The practice of price discrimination is not an isolated event. It occurs in many familiar situations but this practice is often highly controversial in terms of its.
First-degree price discrimination, sometimes referred to as perfect price discrimination, exists when a firm charges customers a different price for each unit of the good sold — everyone pays a different price for the good. This degree is the ultimate extreme in price discrimination — hence, its designation as “perfect.” When first-degree price discrimination exists.
Feb 23, · Third-degree price discrimination is the most common type of price discrimination because classifying customers into a few groups is easier for a firm than knowing the reservation price, the maximum amount that consumers are willing to pay, of each unit of its output.
Following are a few real-life examples of third-degree price discrimination. Analysis of detailed book-level data reveals that (i) price-cost differentials cannot be explained by cost differences, making this an example of quality discrimination; (ii) market introduction.
The price is then lower for customers possessing a coupon. So, customers not using a coupon pay the price P, while customers using the coupon pay the price P – C, where C represents the coupon’s value.
In essence, coupons are another way to implement third-degree price discrimination. Jan 17, · Price discrimination is the practice of charging prices for the same or similar product or service to different consumers. The price differences do not reflect the differences in cost of supply There are three types of Price Discrimination First Degree: This involves charging consumers the maximum price that they are willing to pay.
A sample answer to this question. "Explain the conditions under which a business is able to engage in price discrimination" Price discrimination is when a firm charges a different price to different groups of consumers for an identical good or service, for reasons not associated with costs.
Many. Journals & Books; Help As we indicated at the beginning of this chapter, price discrimination is a ubiquitous phenomenon. Nearly all firms with market power attempt to engage in some type of price discrimination.
Thus, the analysis of the forms that price discrimination can take and the effects of price discrimination on economic welfare Cited by: Start studying Econ Chapter 14 Price Discrimination and Pricing Strategy Quiz. Learn vocabulary, terms, and more with flashcards, games, and other study tools.
Price discrimination is more common for firms selling services than for manufacturing firms because: A book publisher faces two different markets with different price elasticities of demand for its books.
In market A the price elasticity of demand is 6 and in market B the elasticity is If the marginal cost of producing a book is $ Oct 22, · How to End (Price) Discrimination. October 22, @ am. by John List and Uri Gneezy (Photo: Steve A Johnson) John List and Uri Gneezy have appeared on our blog many times.

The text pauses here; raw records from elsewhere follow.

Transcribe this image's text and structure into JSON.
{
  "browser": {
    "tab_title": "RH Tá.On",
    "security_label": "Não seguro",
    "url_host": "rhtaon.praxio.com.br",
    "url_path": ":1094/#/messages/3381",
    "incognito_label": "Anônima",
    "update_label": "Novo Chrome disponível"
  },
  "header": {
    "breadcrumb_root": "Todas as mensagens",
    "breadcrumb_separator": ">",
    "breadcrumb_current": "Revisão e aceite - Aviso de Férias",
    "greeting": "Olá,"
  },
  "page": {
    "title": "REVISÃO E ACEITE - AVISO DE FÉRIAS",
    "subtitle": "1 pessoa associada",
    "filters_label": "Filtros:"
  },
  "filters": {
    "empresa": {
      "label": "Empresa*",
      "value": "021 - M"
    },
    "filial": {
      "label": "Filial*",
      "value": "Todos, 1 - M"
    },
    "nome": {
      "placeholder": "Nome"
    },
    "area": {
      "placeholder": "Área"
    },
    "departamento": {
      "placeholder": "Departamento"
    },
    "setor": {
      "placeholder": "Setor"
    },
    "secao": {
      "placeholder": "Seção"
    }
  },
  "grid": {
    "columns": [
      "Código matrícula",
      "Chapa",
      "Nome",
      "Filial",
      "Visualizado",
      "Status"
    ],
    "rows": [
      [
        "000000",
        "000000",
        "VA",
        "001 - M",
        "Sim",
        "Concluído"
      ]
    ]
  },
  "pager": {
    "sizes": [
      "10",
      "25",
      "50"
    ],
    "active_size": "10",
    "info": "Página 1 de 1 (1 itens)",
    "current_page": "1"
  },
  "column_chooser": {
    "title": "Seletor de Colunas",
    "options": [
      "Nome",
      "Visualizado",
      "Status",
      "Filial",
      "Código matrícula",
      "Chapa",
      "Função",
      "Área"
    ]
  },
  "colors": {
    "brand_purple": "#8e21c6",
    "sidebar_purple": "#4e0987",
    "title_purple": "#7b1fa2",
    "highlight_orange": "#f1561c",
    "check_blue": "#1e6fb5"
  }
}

This guest post is part a series adapted from their new book. Jul 20, · Price discrimination is the practice of charging different customers different prices for the same product.
Many people consider price discrimination unfair, but economists argue that in many cases price discrimination is more likely to lead to greater welfare than is the uniform pricing alternative—sometimes for every party in the birminghamasphaltcontractor.com by: Price discrimination, practice of selling a commodity at different prices to different buyers, even though sales costs are the same in all of the transactions.
Discrimination among buyers may be based on personal characteristics such as income, race, or age or on geographic location. For price.Feb 15, · Everyone with a product to sell practices both price discrimination and demand elasticity in varying degrees.
But when the product you're selling is digital, the correct ratio of one to the other.